## What you are asked to do
In the records that follow, how many lines contain the word "name"? Give only that figure.

## Study material
____

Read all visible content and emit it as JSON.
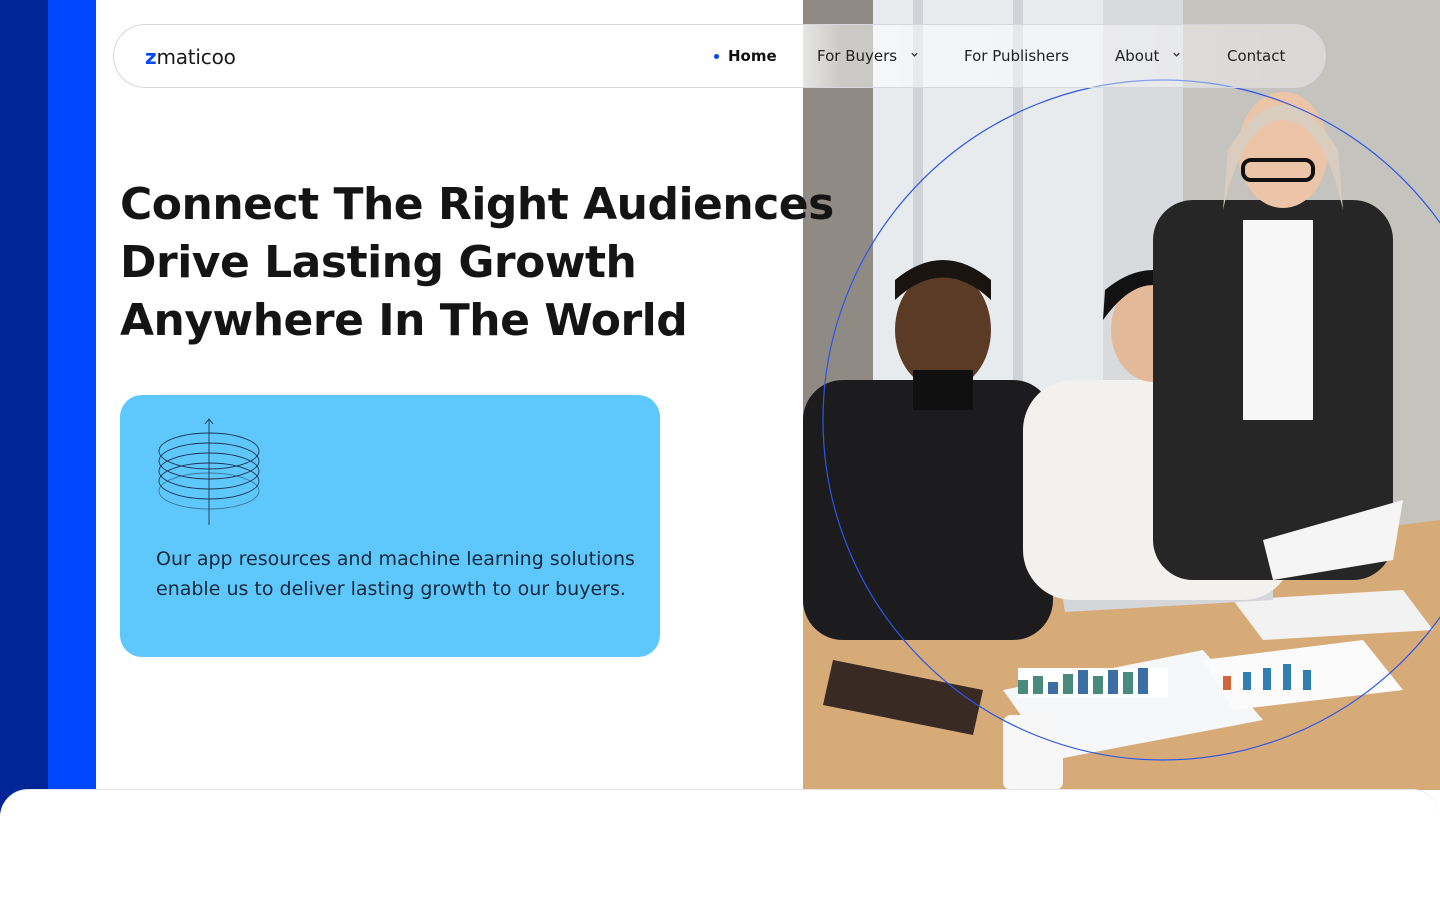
{
  "brand": {
    "logo_text_prefix": "z",
    "logo_text_rest": "maticoo",
    "accent_color": "#0048ff",
    "dark_stripe_color": "#012496",
    "card_color": "#5ec8fd"
  },
  "nav": {
    "items": [
      {
        "label": "Home",
        "active": true
      },
      {
        "label": "For Buyers",
        "dropdown": true
      },
      {
        "label": "For Publishers"
      },
      {
        "label": "About",
        "dropdown": true
      },
      {
        "label": "Contact"
      }
    ]
  },
  "hero": {
    "title_lines": [
      "Connect The Right Audiences",
      "Drive Lasting Growth",
      "Anywhere In The World"
    ]
  },
  "card": {
    "icon": "stacked-rings-icon",
    "text": "Our app resources and machine learning solutions enable us to deliver lasting growth to our buyers."
  },
  "photo": {
    "subject": "team-meeting-photo"
  }
}
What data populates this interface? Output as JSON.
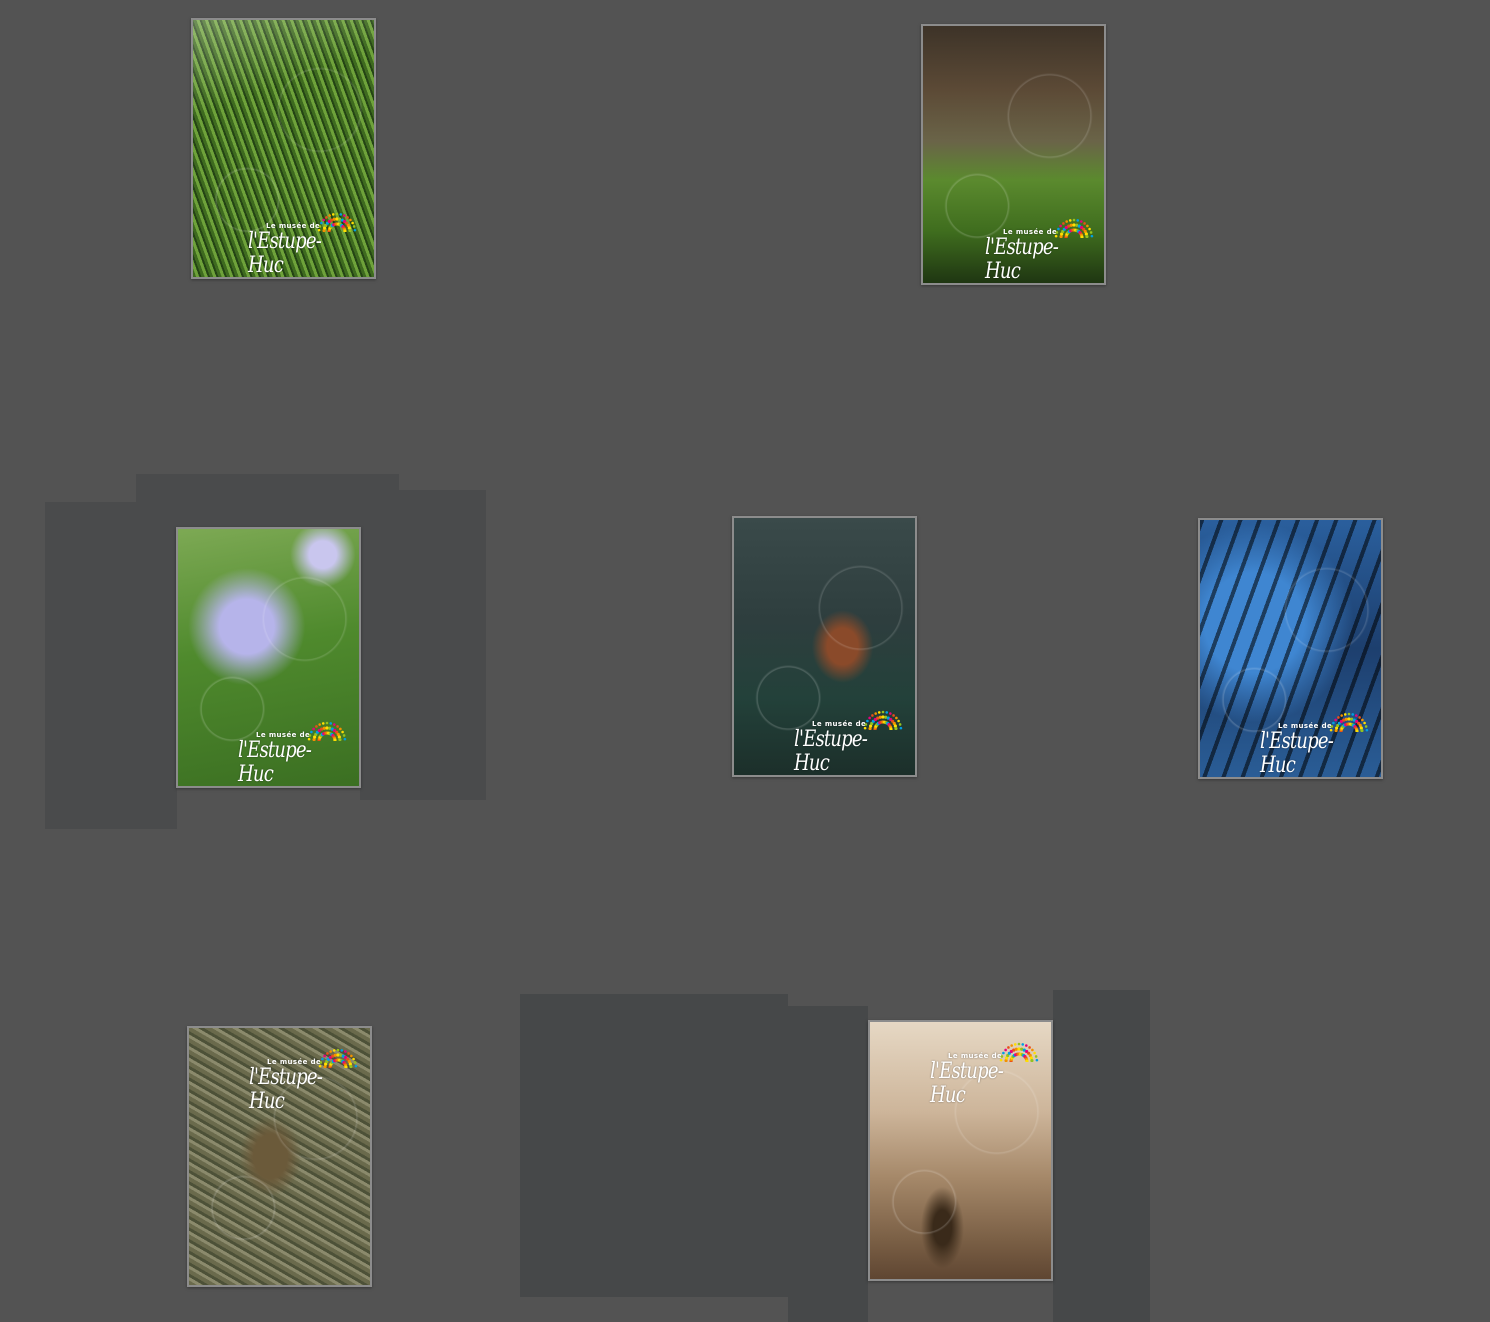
{
  "logo": {
    "subtitle": "Le musée de",
    "title": "l'Estupe-Huc",
    "fan_colors": [
      "#e94e1b",
      "#f39200",
      "#ffde00",
      "#95c11f",
      "#009fe3",
      "#e6007e"
    ]
  },
  "cards": [
    {
      "name": "pine-needles",
      "swirl": "#ffffff"
    },
    {
      "name": "hare-in-meadow",
      "swirl": "#ffffff"
    },
    {
      "name": "anemone-flower",
      "swirl": "#ffffff"
    },
    {
      "name": "red-squirrel",
      "swirl": "#ffffff"
    },
    {
      "name": "blue-tree-silhouette",
      "swirl": "#ffffff"
    },
    {
      "name": "pine-cone-moss",
      "swirl": "#ffffff"
    },
    {
      "name": "sepia-child-running",
      "swirl": "#ffffff"
    }
  ]
}
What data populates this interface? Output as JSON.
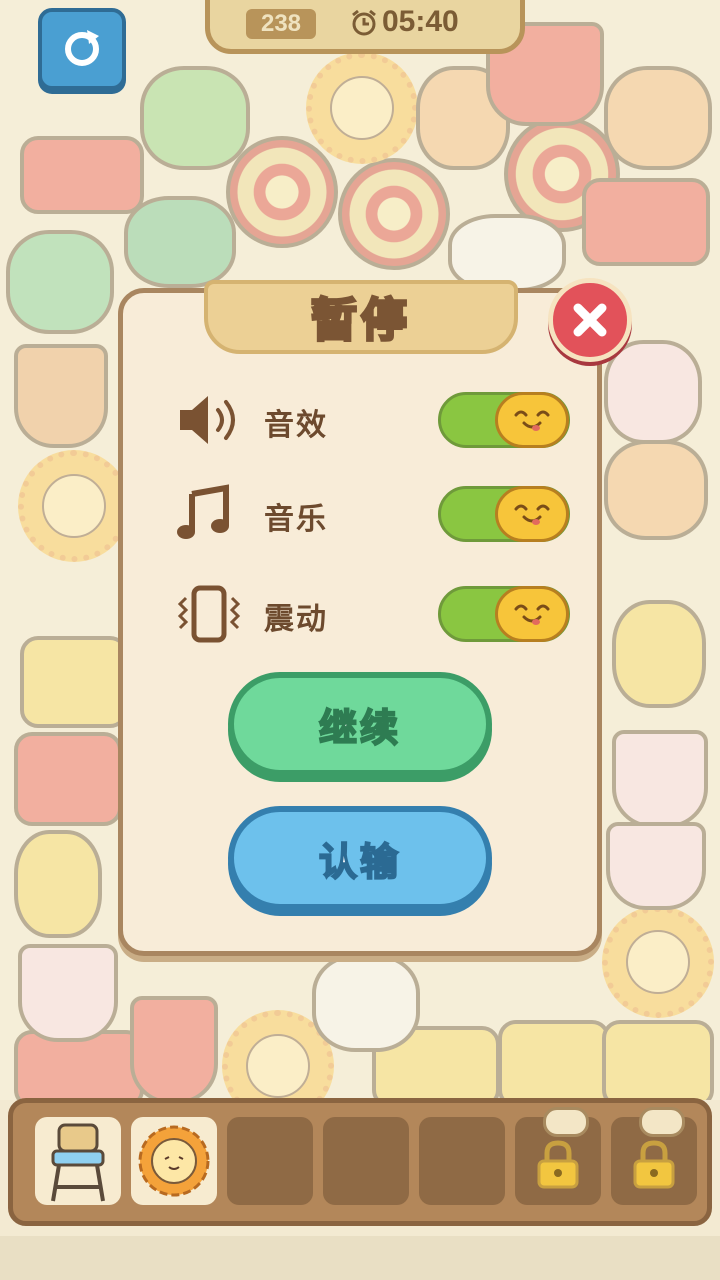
{
  "hud": {
    "level": "238",
    "timer": "05:40",
    "refresh_icon": "refresh-icon",
    "clock_icon": "alarm-clock-icon"
  },
  "dialog": {
    "title": "暂停",
    "close_icon": "close-icon",
    "settings": [
      {
        "label": "音效",
        "icon": "speaker-icon",
        "enabled": true
      },
      {
        "label": "音乐",
        "icon": "music-note-icon",
        "enabled": true
      },
      {
        "label": "震动",
        "icon": "vibrate-icon",
        "enabled": true
      }
    ],
    "continue_label": "继续",
    "giveup_label": "认输"
  },
  "tray": {
    "slots": [
      {
        "state": "filled",
        "item": "high-chair"
      },
      {
        "state": "filled",
        "item": "sunflower"
      },
      {
        "state": "empty"
      },
      {
        "state": "empty"
      },
      {
        "state": "empty"
      },
      {
        "state": "locked",
        "icon": "lock-icon"
      },
      {
        "state": "locked",
        "icon": "lock-icon"
      }
    ]
  },
  "colors": {
    "toggle_on": "#8ac641",
    "continue_button": "#6fd99b",
    "giveup_button": "#6dc1ec",
    "close_button": "#e2525a",
    "dialog_bg": "#f8ecd8"
  }
}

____

## Task solution
7